“The CMS proposal supports patients and their caregivers by removing the ban on binding arbitration agreements while requiring nursing homes to ensure residents have the ability to choose the method of dispute resolution they want,” the agency wrote in a statement announcing the rule change.
The separate proposed rule, meanwhile, would seek to reduce reporting and paperwork burdens by bringing about a host of changes — including a key delay on certain aspects of the third phase of the new Requirements of Participation (RoP), set to take effect this coming November.
Among the changes, CMS floated the idea of reducing the frequency of facility assessments, eliminating certain prescriptive requirements from the Quality Assurance Program Improvement (QAPI) initiative, and easing the requirements for staffers that can serve as compliance and ethics officers at nursing homes.
“The Trump administration is helping nursing homes provide high-quality care by allowing them to focus their time and resources on residents — not unnecessary process and outdated regulations,” CMS administrator Seema Verma said in a statement. “We know our regulations work best when they are smart, targeted, and patient-focused, so we have taken a close look at our rules with patients and burden in mind.
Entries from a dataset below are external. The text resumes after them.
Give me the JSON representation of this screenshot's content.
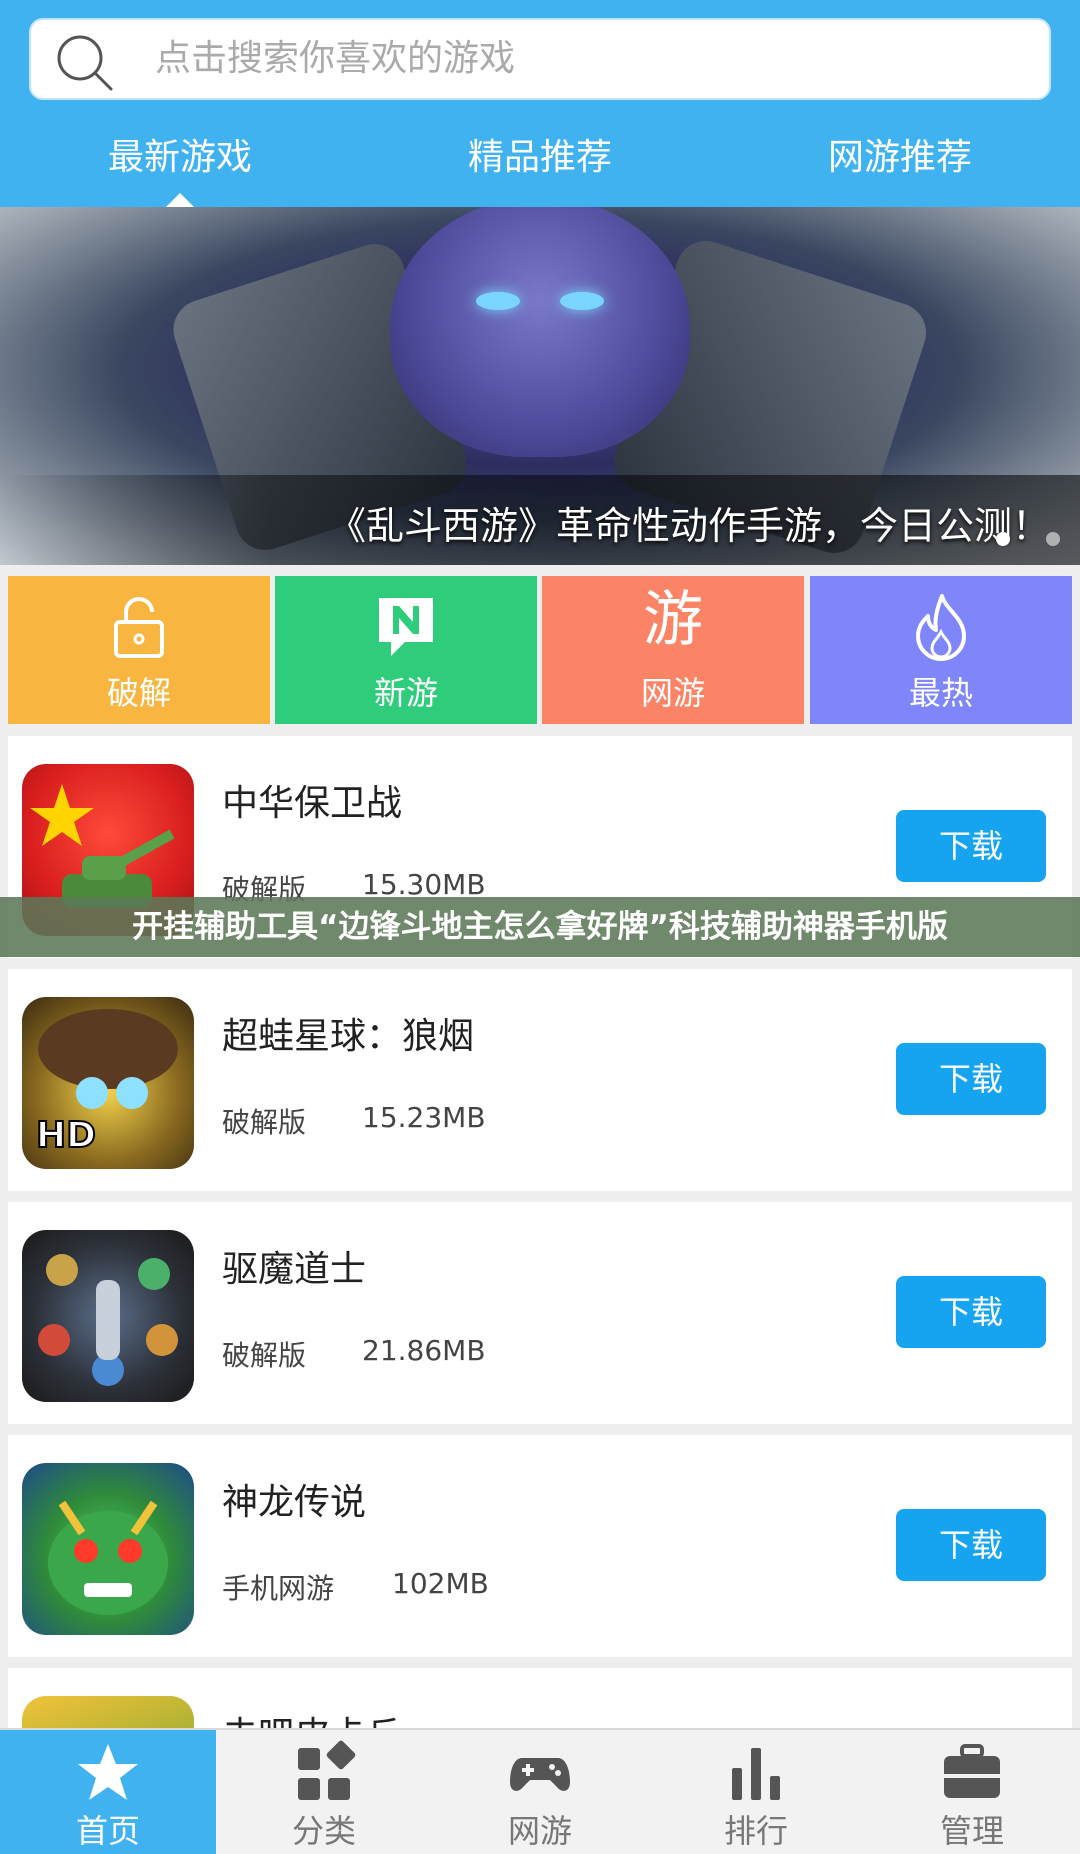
{
  "search": {
    "placeholder": "点击搜索你喜欢的游戏"
  },
  "tabs": [
    {
      "label": "最新游戏",
      "active": true
    },
    {
      "label": "精品推荐",
      "active": false
    },
    {
      "label": "网游推荐",
      "active": false
    }
  ],
  "banner": {
    "caption": "《乱斗西游》革命性动作手游，今日公测！",
    "slide_index": 1,
    "slide_count": 2
  },
  "categories": [
    {
      "label": "破解",
      "icon": "unlock-icon",
      "color": "#f8b53f"
    },
    {
      "label": "新游",
      "icon": "new-badge-icon",
      "color": "#2fcd7b"
    },
    {
      "label": "网游",
      "icon": "you-glyph-icon",
      "glyph": "游",
      "color": "#fc8466"
    },
    {
      "label": "最热",
      "icon": "flame-icon",
      "color": "#7e86fa"
    }
  ],
  "apps": [
    {
      "name": "中华保卫战",
      "type": "破解版",
      "size": "15.30MB",
      "action": "下载"
    },
    {
      "name": "超蛙星球：狼烟",
      "type": "破解版",
      "size": "15.23MB",
      "action": "下载"
    },
    {
      "name": "驱魔道士",
      "type": "破解版",
      "size": "21.86MB",
      "action": "下载"
    },
    {
      "name": "神龙传说",
      "type": "手机网游",
      "size": "102MB",
      "action": "下载"
    },
    {
      "name": "去吧皮卡丘",
      "type": "",
      "size": "",
      "action": ""
    }
  ],
  "overlay_text": "开挂辅助工具“边锋斗地主怎么拿好牌”科技辅助神器手机版",
  "bottom_nav": [
    {
      "label": "首页",
      "icon": "star-icon",
      "active": true
    },
    {
      "label": "分类",
      "icon": "category-grid-icon",
      "active": false
    },
    {
      "label": "网游",
      "icon": "gamepad-icon",
      "active": false
    },
    {
      "label": "排行",
      "icon": "bar-chart-icon",
      "active": false
    },
    {
      "label": "管理",
      "icon": "toolbox-icon",
      "active": false
    }
  ],
  "colors": {
    "primary": "#3fb2ef",
    "download_button": "#16a4f0"
  }
}
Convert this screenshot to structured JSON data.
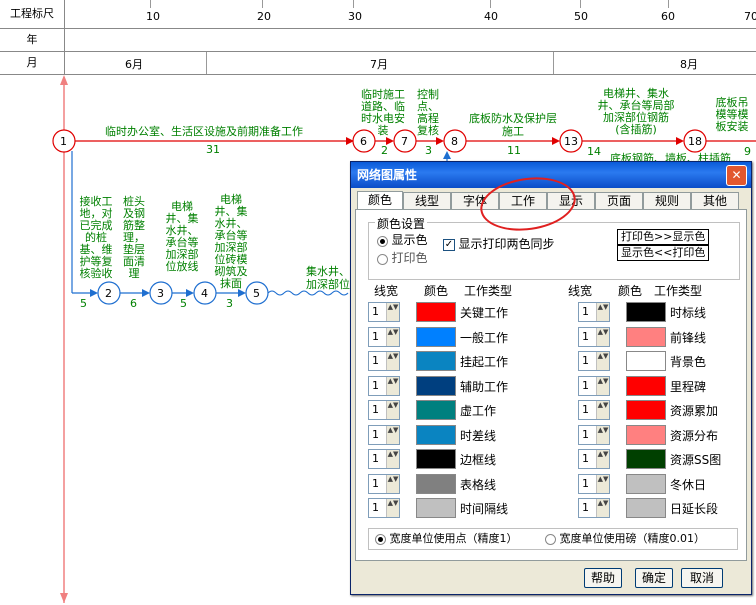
{
  "ruler": {
    "scale_label": "工程标尺",
    "year_label": "年",
    "month_label": "月",
    "scale_numbers": [
      "10",
      "20",
      "30",
      "40",
      "50",
      "60",
      "70"
    ],
    "months": [
      "6月",
      "7月",
      "8月"
    ]
  },
  "network": {
    "top_path_label": "临时办公室、生活区设施及前期准备工作",
    "top_path_duration": "31",
    "nodes": [
      "1",
      "2",
      "3",
      "4",
      "5",
      "6",
      "7",
      "8",
      "13",
      "18"
    ],
    "labels": {
      "a67": "临时施工道路、临时水电安装",
      "a67_dur": "2",
      "a78": "控制点、高程复核",
      "a78_dur": "3",
      "a813": "底板防水及保护层施工",
      "a813_dur": "11",
      "a1318": "电梯井、集水井、承台等局部加深部位钢筋(含插筋)",
      "a1318_dur": "14",
      "a18": "底板吊模等模板安装",
      "a18_dur": "9",
      "a13x": "底板钢筋、墙板、柱插筋",
      "a12": "接收工地，对已完成的桩基、维护等复核验收",
      "a12_dur": "5",
      "a23": "桩头及钢筋整理，垫层面清理",
      "a23_dur": "6",
      "a34": "电梯井、集水井、承台等加深部位放线",
      "a34_dur": "5",
      "a45": "电梯井、集水井、承台等加深部位砖模砌筑及抹面",
      "a45_dur": "3",
      "a5x": "集水井、加深部位"
    }
  },
  "dialog": {
    "title": "网络图属性",
    "close": "✕",
    "tabs": [
      "颜色",
      "线型",
      "字体",
      "工作",
      "显示",
      "页面",
      "规则",
      "其他"
    ],
    "color_group_title": "颜色设置",
    "radio_display": "显示色",
    "radio_print": "打印色",
    "sync_label": "显示打印两色同步",
    "btn_print_to_display": "打印色>>显示色",
    "btn_display_to_print": "显示色<<打印色",
    "col_width": "线宽",
    "col_color": "颜色",
    "col_type": "工作类型",
    "left_rows": [
      {
        "width": "1",
        "color": "#ff0000",
        "label": "关键工作"
      },
      {
        "width": "1",
        "color": "#0080ff",
        "label": "一般工作"
      },
      {
        "width": "1",
        "color": "#0a84c1",
        "label": "挂起工作"
      },
      {
        "width": "1",
        "color": "#003f7f",
        "label": "辅助工作"
      },
      {
        "width": "1",
        "color": "#00807f",
        "label": "虚工作"
      },
      {
        "width": "1",
        "color": "#0a84c1",
        "label": "时差线"
      },
      {
        "width": "1",
        "color": "#000000",
        "label": "边框线"
      },
      {
        "width": "1",
        "color": "#808080",
        "label": "表格线"
      },
      {
        "width": "1",
        "color": "#c0c0c0",
        "label": "时间隔线"
      }
    ],
    "right_rows": [
      {
        "width": "1",
        "color": "#000000",
        "label": "时标线"
      },
      {
        "width": "1",
        "color": "#ff8080",
        "label": "前锋线"
      },
      {
        "width": "1",
        "color": "#ffffff",
        "label": "背景色"
      },
      {
        "width": "1",
        "color": "#ff0000",
        "label": "里程碑"
      },
      {
        "width": "1",
        "color": "#ff0000",
        "label": "资源累加"
      },
      {
        "width": "1",
        "color": "#ff8080",
        "label": "资源分布"
      },
      {
        "width": "1",
        "color": "#004000",
        "label": "资源SS图"
      },
      {
        "width": "1",
        "color": "#c0c0c0",
        "label": "冬休日"
      },
      {
        "width": "1",
        "color": "#c0c0c0",
        "label": "日延长段"
      }
    ],
    "unit_point": "宽度单位使用点（精度1）",
    "unit_pound": "宽度单位使用磅（精度0.01）",
    "help": "帮助",
    "ok": "确定",
    "cancel": "取消"
  }
}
We’ve identified opportunities for reducing provider burden while maintaining high quality resident care.”
Should this rule become final, operators would have an extra year to prepare for certain aspects of the third RoP phase, specifically related to the QAPI program and ethics requirements.
All told, the government expects that SNFs will save $616 million annually under the new regulations.
“We believe that these changes would save time and resources for LTC facilities so they may focus on caring for residents,” the agency wrote.
Providers have until September 16 to leave comments on the rule, which remains a proposal until finalized by CMS.